By early 2008, Alan Gura, the Virginia-based attorney who successfully argued the Heller case, had spread the word that he was looking for litigants in Chicago. Financed by the Second Amendment Foundation, a gun-rights group based in Bellevue, Wash., Gura interviewed about a dozen Chicagoans, first by phone and e-mail, and then in person.You know I would like to suggest that you read this article and see why Mr. McDonald was chosen by Gura as the lead plaintiff in this case! The story is very interesting and compelling although this is one aspect of any gun-rights case that one should consider:
His goal was to find a diverse group of individuals willing to represent the cause.
"You want good people who can tell the story well and in a way that the public can connect with," Gura said.
He eventually settled on four people: Adam Orlov, a white, 40-year-old libertarian who lives in Old Town and is a partner in an equity options trading firm; David Lawson, a white, 44-year-old software engineer who lives in Irving Park and keeps a collection of old guns outside the city; Lawson's wife, Colleen, a multiracial 51-year-old hypnotherapist who became interested in Second Amendment issues after an attempted burglary at the couple's home in 2006; and McDonald.
Gun ownership is most common among middle-age, middle-class, white men who live in suburban or rural areas, according to a 2008 survey by the University of Chicago's National Opinion Research Center.Makes sense to me!
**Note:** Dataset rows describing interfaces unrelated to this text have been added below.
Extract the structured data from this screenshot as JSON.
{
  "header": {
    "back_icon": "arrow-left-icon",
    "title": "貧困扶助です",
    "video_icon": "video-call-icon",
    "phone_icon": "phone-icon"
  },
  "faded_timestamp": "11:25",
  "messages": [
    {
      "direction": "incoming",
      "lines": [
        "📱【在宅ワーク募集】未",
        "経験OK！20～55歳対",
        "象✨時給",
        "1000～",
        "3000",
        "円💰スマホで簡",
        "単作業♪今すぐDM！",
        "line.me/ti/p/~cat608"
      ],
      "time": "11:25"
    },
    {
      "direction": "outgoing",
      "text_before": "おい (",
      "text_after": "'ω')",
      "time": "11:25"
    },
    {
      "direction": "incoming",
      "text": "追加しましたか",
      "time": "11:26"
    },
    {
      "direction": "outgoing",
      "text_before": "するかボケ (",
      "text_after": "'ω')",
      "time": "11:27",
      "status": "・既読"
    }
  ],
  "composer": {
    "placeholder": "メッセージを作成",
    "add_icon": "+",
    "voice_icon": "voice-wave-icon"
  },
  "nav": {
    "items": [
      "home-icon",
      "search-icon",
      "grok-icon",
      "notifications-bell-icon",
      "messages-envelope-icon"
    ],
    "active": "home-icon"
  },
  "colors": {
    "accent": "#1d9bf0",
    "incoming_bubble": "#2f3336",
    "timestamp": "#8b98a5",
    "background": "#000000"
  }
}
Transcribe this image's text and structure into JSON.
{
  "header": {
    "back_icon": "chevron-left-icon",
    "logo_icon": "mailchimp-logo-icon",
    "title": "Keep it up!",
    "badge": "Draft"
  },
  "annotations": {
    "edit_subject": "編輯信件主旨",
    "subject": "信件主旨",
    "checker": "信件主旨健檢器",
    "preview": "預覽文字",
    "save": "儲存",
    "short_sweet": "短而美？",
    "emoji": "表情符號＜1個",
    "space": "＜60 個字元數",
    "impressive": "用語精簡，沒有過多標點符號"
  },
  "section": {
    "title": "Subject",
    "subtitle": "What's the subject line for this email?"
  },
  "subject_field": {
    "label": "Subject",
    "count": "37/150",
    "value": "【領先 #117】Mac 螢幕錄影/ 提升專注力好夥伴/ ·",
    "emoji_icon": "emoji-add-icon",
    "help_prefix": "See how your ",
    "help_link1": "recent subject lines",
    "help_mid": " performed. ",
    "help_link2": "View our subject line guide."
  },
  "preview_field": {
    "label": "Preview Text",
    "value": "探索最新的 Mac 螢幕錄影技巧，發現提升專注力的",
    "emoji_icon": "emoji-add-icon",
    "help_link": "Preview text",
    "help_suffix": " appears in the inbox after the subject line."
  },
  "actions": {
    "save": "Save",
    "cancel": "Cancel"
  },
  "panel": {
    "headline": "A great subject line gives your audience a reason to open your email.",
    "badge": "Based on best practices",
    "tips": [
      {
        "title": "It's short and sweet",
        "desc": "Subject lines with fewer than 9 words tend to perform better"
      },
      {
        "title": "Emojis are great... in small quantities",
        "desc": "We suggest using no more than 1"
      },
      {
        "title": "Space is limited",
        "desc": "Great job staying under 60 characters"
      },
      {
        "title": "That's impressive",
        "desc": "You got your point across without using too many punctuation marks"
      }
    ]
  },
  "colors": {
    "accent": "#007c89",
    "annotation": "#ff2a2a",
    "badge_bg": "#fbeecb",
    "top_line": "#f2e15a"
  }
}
But gun-rights advocates want to frame the issue more broadly. In preparation for the Heller case, attorneys interviewed two to three dozen people, looking for diversity in terms of race, sex, age and income.
"We wanted to be able to present the best face not just to the court but also to the media," said Robert A. Levy, a lawyer who plotted strategy in the Heller case and who is now the chairman of the libertarian Cato Institute. Plaintiffs had to have a clean criminal background and a plausible reason to want a firearm for self-defense, Levy said, adding, "We didn't want some Montana militia man as the poster boy for the Second Amendment."
Read the whole thing!